I’m waiting for a friend, but she’s late. I find myself looking for my father in the creases of this man pacing and mumbling.

Like him, my dad is homeless too.

And as dementia grabs hold, wherever he is right now, he’s likely talking to himself as well. Is someone staring at him, wondering if he has a family or a place to stay? He has a family. But not a place to stay.

My friend jolts me from deep thought.

“Hey! You okay?”

I’m not okay.

LLast year, my uncle told me my father was homeless. I hadn’t seen him in 20 years. I can count on one hand how many times I’ve seen him since I was a child. I immediately decided I was not going to help. Why should I? Why should I fight for the life that created mine? He never fought for me.

My mother and I moved to New York from Jamaica in 1985. My dad stayed in Jamaica and came and went as he pleased, sometimes popping up with no announcement. I did spend one summer with him in Miami when I was in elementary school. He spent the entire time criticizing everything from the way I walked to the way I sprinkled salt on avocados.
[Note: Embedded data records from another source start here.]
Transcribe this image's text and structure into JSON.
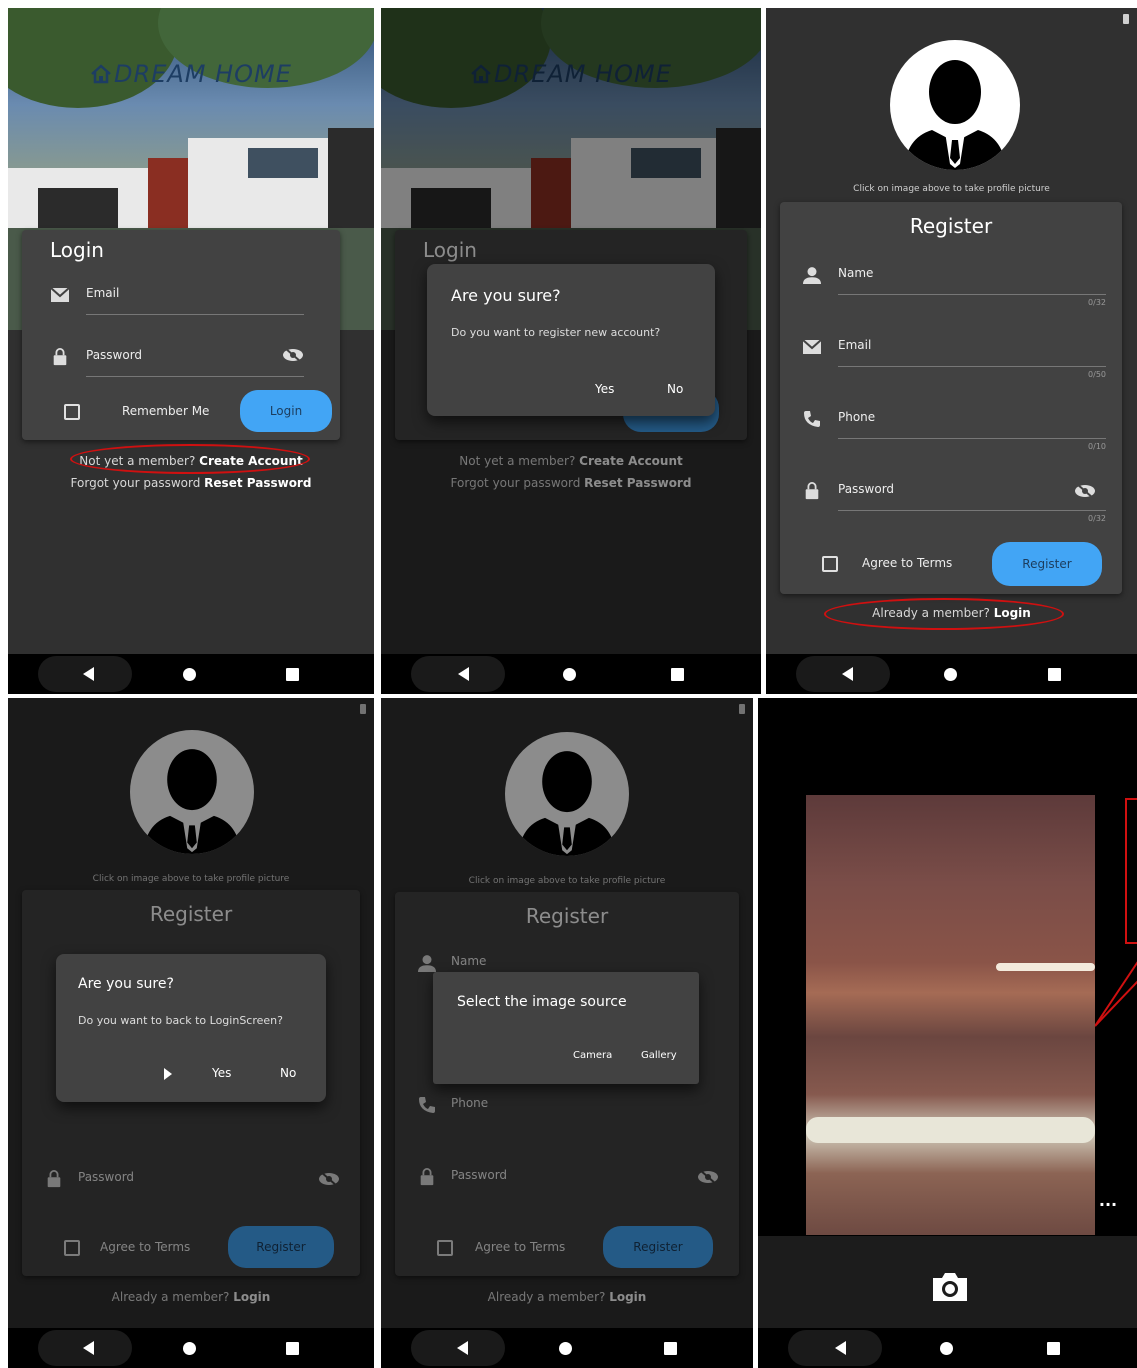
{
  "login": {
    "brand": "DREAM HOME",
    "title": "Login",
    "email_label": "Email",
    "password_label": "Password",
    "remember_label": "Remember Me",
    "login_button": "Login",
    "signup_prompt": "Not yet a member?",
    "signup_link": "Create Account",
    "reset_prompt": "Forgot your password",
    "reset_link": "Reset Password"
  },
  "register_dialog": {
    "title": "Are you sure?",
    "message": "Do you want to register new account?",
    "yes": "Yes",
    "no": "No"
  },
  "register": {
    "caption": "Click on image above to take profile picture",
    "title": "Register",
    "name_label": "Name",
    "name_counter": "0/32",
    "email_label": "Email",
    "email_counter": "0/50",
    "phone_label": "Phone",
    "phone_counter": "0/10",
    "password_label": "Password",
    "password_counter": "0/32",
    "agree_label": "Agree to Terms",
    "register_button": "Register",
    "login_prompt": "Already a member?",
    "login_link": "Login"
  },
  "back_dialog": {
    "title": "Are you sure?",
    "message": "Do you want to back to LoginScreen?",
    "yes": "Yes",
    "no": "No"
  },
  "image_source_dialog": {
    "title": "Select the image source",
    "camera": "Camera",
    "gallery": "Gallery"
  },
  "camera": {
    "more": "..."
  },
  "colors": {
    "accent": "#42a5f5",
    "annotation": "#d01010",
    "background": "#303030",
    "card": "#424242"
  }
}
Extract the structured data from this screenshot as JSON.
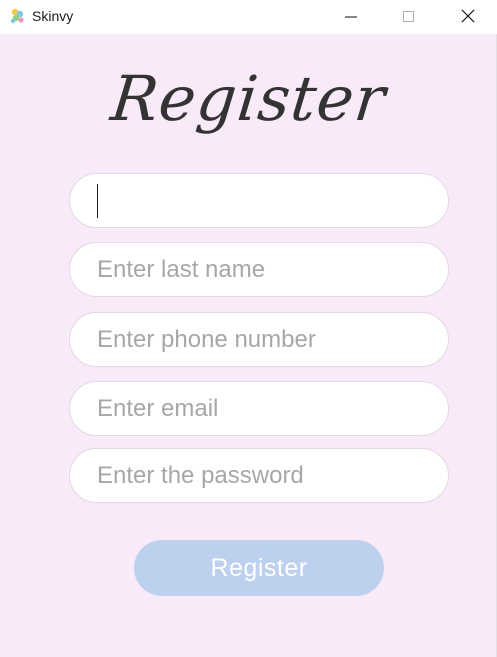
{
  "window": {
    "title": "Skinvy",
    "app_icon": "skinvy-app-icon",
    "controls": {
      "minimize_icon": "minimize-icon",
      "maximize_icon": "maximize-icon",
      "close_icon": "close-icon"
    }
  },
  "form": {
    "heading": "Register",
    "fields": [
      {
        "value": "",
        "placeholder": ""
      },
      {
        "value": "",
        "placeholder": "Enter last name"
      },
      {
        "value": "",
        "placeholder": "Enter phone number"
      },
      {
        "value": "",
        "placeholder": "Enter email"
      },
      {
        "value": "",
        "placeholder": "Enter the password"
      }
    ],
    "submit_label": "Register"
  },
  "colors": {
    "background": "#f8eaf8",
    "field_background": "#ffffff",
    "field_border": "#e3d8e3",
    "placeholder_text": "#a7a7a7",
    "button_background": "#bdd0ee",
    "button_text": "#ffffff",
    "heading_text": "#333333"
  }
}
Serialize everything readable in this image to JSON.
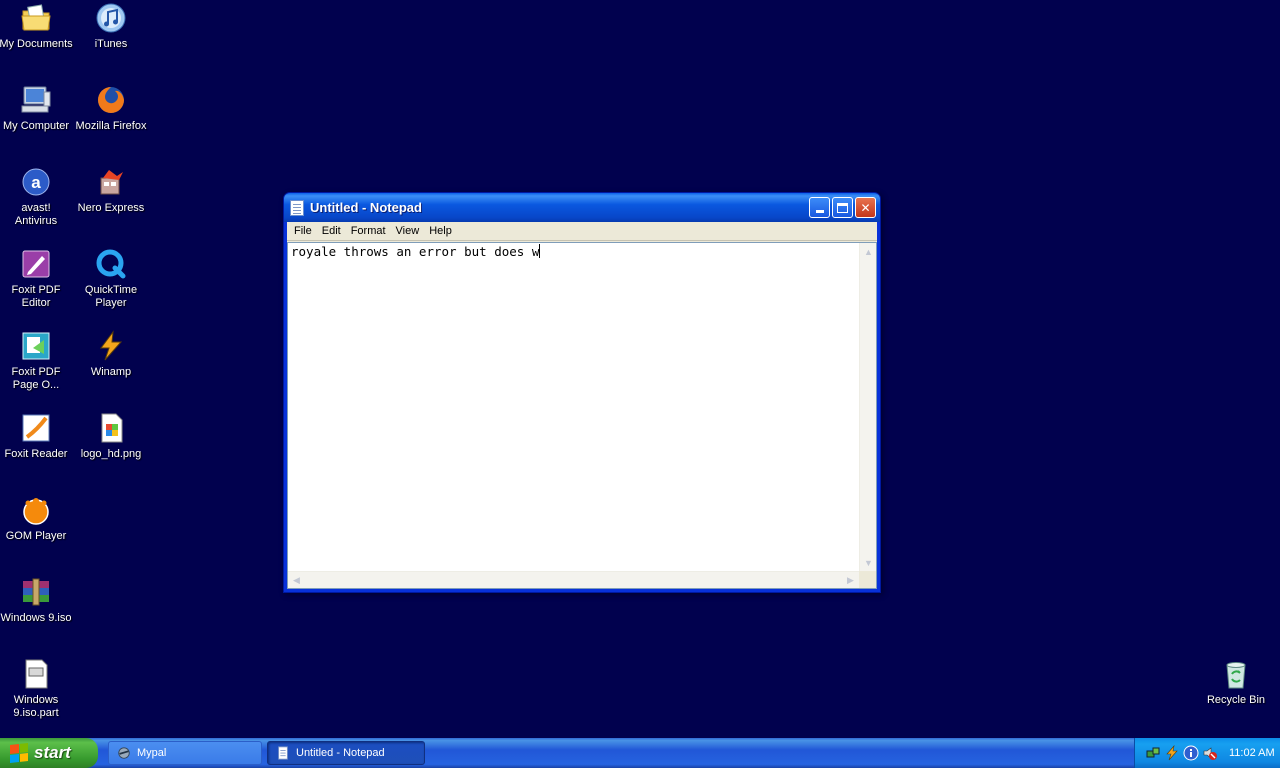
{
  "desktop": {
    "icons": [
      {
        "label": "My Documents",
        "icon": "folder-documents-icon"
      },
      {
        "label": "iTunes",
        "icon": "itunes-icon"
      },
      {
        "label": "My Computer",
        "icon": "computer-icon"
      },
      {
        "label": "Mozilla Firefox",
        "icon": "firefox-icon"
      },
      {
        "label": "avast!\nAntivirus",
        "icon": "avast-icon"
      },
      {
        "label": "Nero Express",
        "icon": "nero-icon"
      },
      {
        "label": "Foxit PDF\nEditor",
        "icon": "foxit-editor-icon"
      },
      {
        "label": "QuickTime\nPlayer",
        "icon": "quicktime-icon"
      },
      {
        "label": "Foxit PDF\nPage O...",
        "icon": "foxit-page-icon"
      },
      {
        "label": "Winamp",
        "icon": "winamp-icon"
      },
      {
        "label": "Foxit Reader",
        "icon": "foxit-reader-icon"
      },
      {
        "label": "logo_hd.png",
        "icon": "png-file-icon"
      },
      {
        "label": "GOM Player",
        "icon": "gom-player-icon"
      },
      {
        "label": "Windows 9.iso",
        "icon": "winrar-archive-icon"
      },
      {
        "label": "Windows\n9.iso.part",
        "icon": "part-file-icon"
      },
      {
        "label": "Recycle Bin",
        "icon": "recycle-bin-icon"
      }
    ]
  },
  "notepad": {
    "title": "Untitled - Notepad",
    "menu": [
      "File",
      "Edit",
      "Format",
      "View",
      "Help"
    ],
    "content": "royale throws an error but does w"
  },
  "taskbar": {
    "start_label": "start",
    "tasks": [
      {
        "label": "Mypal",
        "active": false
      },
      {
        "label": "Untitled - Notepad",
        "active": true
      }
    ],
    "clock": "11:02 AM"
  },
  "colors": {
    "desktop_bg": "#01014e",
    "title_blue": "#0a58e0",
    "start_green": "#379a2e"
  }
}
When he was around, he expected me to eat what he ate, adjust to his ways, excuse years of his absence, and then resume one-sided debates about his outdated politics.

I’ve cried to my mom about my dad. Once, I asked her why she chose to mate with him of all people. It was a cruel thing to…



Andrew Ricketts
Writer for

I’m a Caribbean and American writer from New York. My stories are about coming-of-age, learning how to relate, and family. It’s a living, breathing memoir.